Write down each entry precisely as given.

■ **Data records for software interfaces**
╔══
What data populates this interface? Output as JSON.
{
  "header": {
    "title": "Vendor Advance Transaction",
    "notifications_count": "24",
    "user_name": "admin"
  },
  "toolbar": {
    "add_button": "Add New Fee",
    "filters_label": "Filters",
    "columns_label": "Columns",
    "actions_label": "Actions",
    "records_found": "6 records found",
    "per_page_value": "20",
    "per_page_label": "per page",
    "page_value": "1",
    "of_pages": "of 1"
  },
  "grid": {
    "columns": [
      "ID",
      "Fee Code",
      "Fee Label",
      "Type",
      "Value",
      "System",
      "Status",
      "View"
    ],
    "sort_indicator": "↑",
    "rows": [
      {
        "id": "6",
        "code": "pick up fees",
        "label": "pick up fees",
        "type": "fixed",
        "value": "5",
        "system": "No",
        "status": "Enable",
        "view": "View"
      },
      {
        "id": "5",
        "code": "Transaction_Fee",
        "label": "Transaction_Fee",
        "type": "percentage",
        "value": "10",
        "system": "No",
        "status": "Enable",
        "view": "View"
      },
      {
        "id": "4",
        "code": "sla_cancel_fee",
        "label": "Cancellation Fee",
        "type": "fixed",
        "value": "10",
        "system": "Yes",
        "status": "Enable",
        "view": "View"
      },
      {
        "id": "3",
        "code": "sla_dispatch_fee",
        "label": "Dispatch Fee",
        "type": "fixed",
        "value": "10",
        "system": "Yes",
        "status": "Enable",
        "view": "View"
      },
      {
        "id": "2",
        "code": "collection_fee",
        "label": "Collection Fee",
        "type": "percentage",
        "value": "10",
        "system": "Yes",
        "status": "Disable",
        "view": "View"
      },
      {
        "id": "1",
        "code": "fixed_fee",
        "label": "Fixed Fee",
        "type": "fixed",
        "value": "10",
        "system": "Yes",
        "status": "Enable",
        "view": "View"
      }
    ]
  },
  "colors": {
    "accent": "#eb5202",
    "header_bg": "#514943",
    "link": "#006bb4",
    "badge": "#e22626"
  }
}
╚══
■ **Exercise result**
What data populates this interface? Output as JSON.
{
  "header": {
    "title": "Vendor Advance Transaction",
    "notifications_count": "24",
    "user_name": "admin"
  },
  "toolbar": {
    "add_button": "Add New Fee",
    "filters_label": "Filters",
    "columns_label": "Columns",
    "actions_label": "Actions",
    "records_found": "6 records found",
    "per_page_value": "20",
    "per_page_label": "per page",
    "page_value": "1",
    "of_pages": "of 1"
  },
  "grid": {
    "columns": [
      "ID",
      "Fee Code",
      "Fee Label",
      "Type",
      "Value",
      "System",
      "Status",
      "View"
    ],
    "sort_indicator": "↑",
    "rows": [
      {
        "id": "6",
        "code": "pick up fees",
        "label": "pick up fees",
        "type": "fixed",
        "value": "5",
        "system": "No",
        "status": "Enable",
        "view": "View"
      },
      {
        "id": "5",
        "code": "Transaction_Fee",
        "label": "Transaction_Fee",
        "type": "percentage",
        "value": "10",
        "system": "No",
        "status": "Enable",
        "view": "View"
      },
      {
        "id": "4",
        "code": "sla_cancel_fee",
        "label": "Cancellation Fee",
        "type": "fixed",
        "value": "10",
        "system": "Yes",
        "status": "Enable",
        "view": "View"
      },
      {
        "id": "3",
        "code": "sla_dispatch_fee",
        "label": "Dispatch Fee",
        "type": "fixed",
        "value": "10",
        "system": "Yes",
        "status": "Enable",
        "view": "View"
      },
      {
        "id": "2",
        "code": "collection_fee",
        "label": "Collection Fee",
        "type": "percentage",
        "value": "10",
        "system": "Yes",
        "status": "Disable",
        "view": "View"
      },
      {
        "id": "1",
        "code": "fixed_fee",
        "label": "Fixed Fee",
        "type": "fixed",
        "value": "10",
        "system": "Yes",
        "status": "Enable",
        "view": "View"
      }
    ]
  },
  "colors": {
    "accent": "#eb5202",
    "header_bg": "#514943",
    "link": "#006bb4",
    "badge": "#e22626"
  }
}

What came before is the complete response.